- TOP PLAYERSOffensePABLO S. TORRE | August 20, 2012
- TAMPA BAY buccaneersENEMY lines WHAT A RIVAL COACH SAYSJune 28, 2012
- Faces in the CrowdJune 11, 2001
Seaver, who has written a book on pitching mechanics, says the biggest reason the four ex-Mets are around is the stress the organization put on teaching proper fundamentals. "When your mechanics are correct," says Seaver, "you allow the bigger muscles of your body, your thighs and your buttocks, to take the strain off your smaller muscles, the ones in your shoulder and elbow."
Last season Mike Marshall was a promising young slugger for the Dodgers. This season, after tinkering with his swing, he looks as if he might become one of the National League's most dangerous hitters. "Last year," says Astros general manager Al Rosen, "he had some holes in his swing. Not now."
"I've moved away from the plate and gotten real deep in the box," says Marshall, who has seven homers and 21 RBIs. "Also, I've flattened my bat so I almost have it laid out in my palm while I'm waiting for the ball. Doing that eliminates a loop in my swing.
"But the most important thing I did was apply some of Charley Lau's theories to my stance. I'm really concentrating on going into everything and hitting the other way." Indeed, four of his homers have been to the opposite field.
Pittsburgh righthander Don Robinson has learned his lesson. Too bad it took him five operations. Robinson, who used to have a 95-mph fastball and an outrageous curve, had surgery on his arm for the fourth and fifth times this past winter. This season he has three saves in six outings, allowed six runs (five in one game) and struck out 16 in 15? innings.
"I wasn't brave," Robinson says, speaking of all the times he pitched in pain. "I was just too damn stupid.
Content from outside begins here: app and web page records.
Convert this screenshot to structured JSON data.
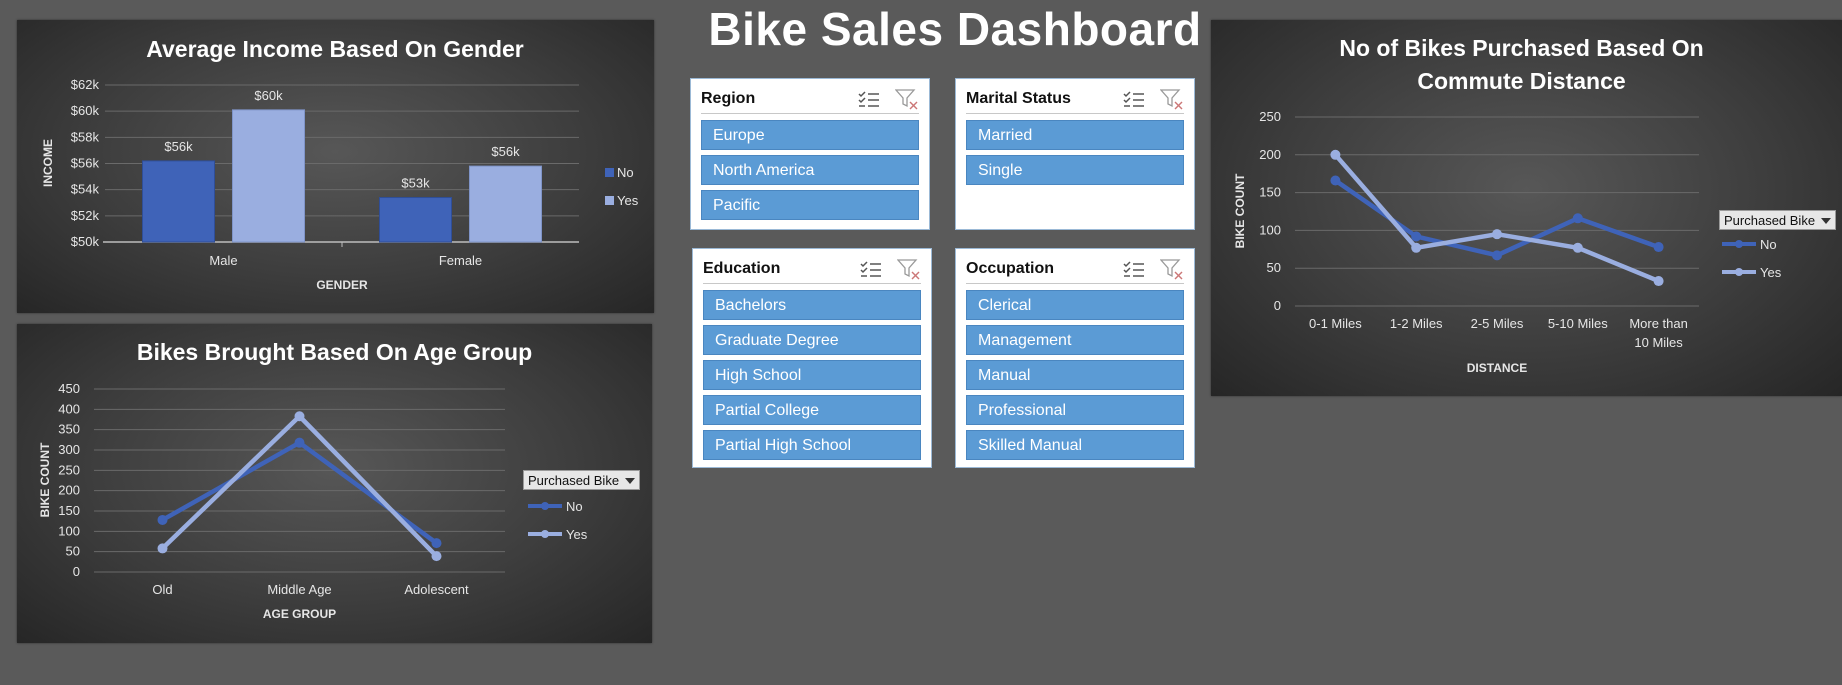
{
  "dashboard": {
    "title": "Bike Sales Dashboard"
  },
  "colors": {
    "no": "#3f63b8",
    "yes": "#9aaee0",
    "slicer_item": "#5b9bd5"
  },
  "slicers": [
    {
      "title": "Region",
      "items": [
        "Europe",
        "North America",
        "Pacific"
      ]
    },
    {
      "title": "Marital Status",
      "items": [
        "Married",
        "Single"
      ]
    },
    {
      "title": "Education",
      "items": [
        "Bachelors",
        "Graduate Degree",
        "High School",
        "Partial College",
        "Partial High School"
      ]
    },
    {
      "title": "Occupation",
      "items": [
        "Clerical",
        "Management",
        "Manual",
        "Professional",
        "Skilled Manual"
      ]
    }
  ],
  "slicer_icons": [
    "multi-select-icon",
    "clear-filter-icon"
  ],
  "legend_dropdown_label": "Purchased Bike",
  "chart_data": [
    {
      "type": "bar",
      "title": "Average Income Based On Gender",
      "xlabel": "GENDER",
      "ylabel": "INCOME",
      "categories": [
        "Male",
        "Female"
      ],
      "series": [
        {
          "name": "No",
          "values": [
            56200,
            53400
          ],
          "labels": [
            "$56k",
            "$53k"
          ]
        },
        {
          "name": "Yes",
          "values": [
            60100,
            55800
          ],
          "labels": [
            "$60k",
            "$56k"
          ]
        }
      ],
      "ylim": [
        50000,
        62000
      ],
      "yticks": [
        "$50k",
        "$52k",
        "$54k",
        "$56k",
        "$58k",
        "$60k",
        "$62k"
      ],
      "grid": true,
      "legend": "right"
    },
    {
      "type": "line",
      "title": "Bikes Brought Based On Age Group",
      "xlabel": "AGE GROUP",
      "ylabel": "BIKE COUNT",
      "categories": [
        "Old",
        "Middle Age",
        "Adolescent"
      ],
      "series": [
        {
          "name": "No",
          "values": [
            128,
            318,
            71
          ]
        },
        {
          "name": "Yes",
          "values": [
            58,
            383,
            39
          ]
        }
      ],
      "ylim": [
        0,
        450
      ],
      "yticks": [
        "0",
        "50",
        "100",
        "150",
        "200",
        "250",
        "300",
        "350",
        "400",
        "450"
      ],
      "grid": true,
      "legend": "right"
    },
    {
      "type": "line",
      "title": "No of Bikes Purchased Based On Commute Distance",
      "xlabel": "DISTANCE",
      "ylabel": "BIKE COUNT",
      "categories": [
        "0-1 Miles",
        "1-2 Miles",
        "2-5 Miles",
        "5-10 Miles",
        "More than 10 Miles"
      ],
      "series": [
        {
          "name": "No",
          "values": [
            166,
            92,
            67,
            116,
            78
          ]
        },
        {
          "name": "Yes",
          "values": [
            200,
            77,
            95,
            77,
            33
          ]
        }
      ],
      "ylim": [
        0,
        250
      ],
      "yticks": [
        "0",
        "50",
        "100",
        "150",
        "200",
        "250"
      ],
      "grid": true,
      "legend": "right"
    }
  ]
}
I wanted so bad to be out there."
Robinson pitched hurt because he broke some important rules of mound mechanics. So he has finally decided to dispense with painkillers—he even tried DMSO but had to stop when it made him allergic to his contact lens solution—and correct flaws in his motion. He is using his legs more, has extended his follow-through and is throwing across his body only on the curveball.
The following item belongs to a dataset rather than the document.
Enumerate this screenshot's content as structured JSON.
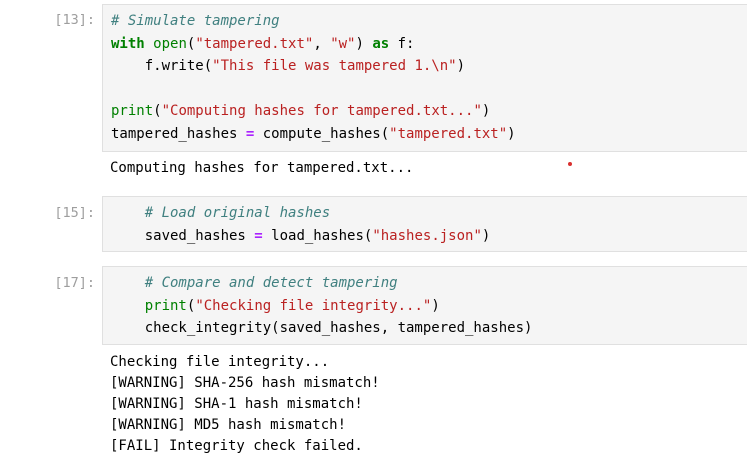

Robinson works with weights after every game, whether he pitches or not. He doesn't regret the mistakes, the reliance on painkillers (he figures he has had 15 to 30 cortisone shots in the past five years) and the inevitable shortening of his career. "The only thing I regret," he says, "is the numbers I could have put up if I was healthy. My lifetime record is 46-42, and of those 42 losses, a lot of times I shouldn't have been pitching."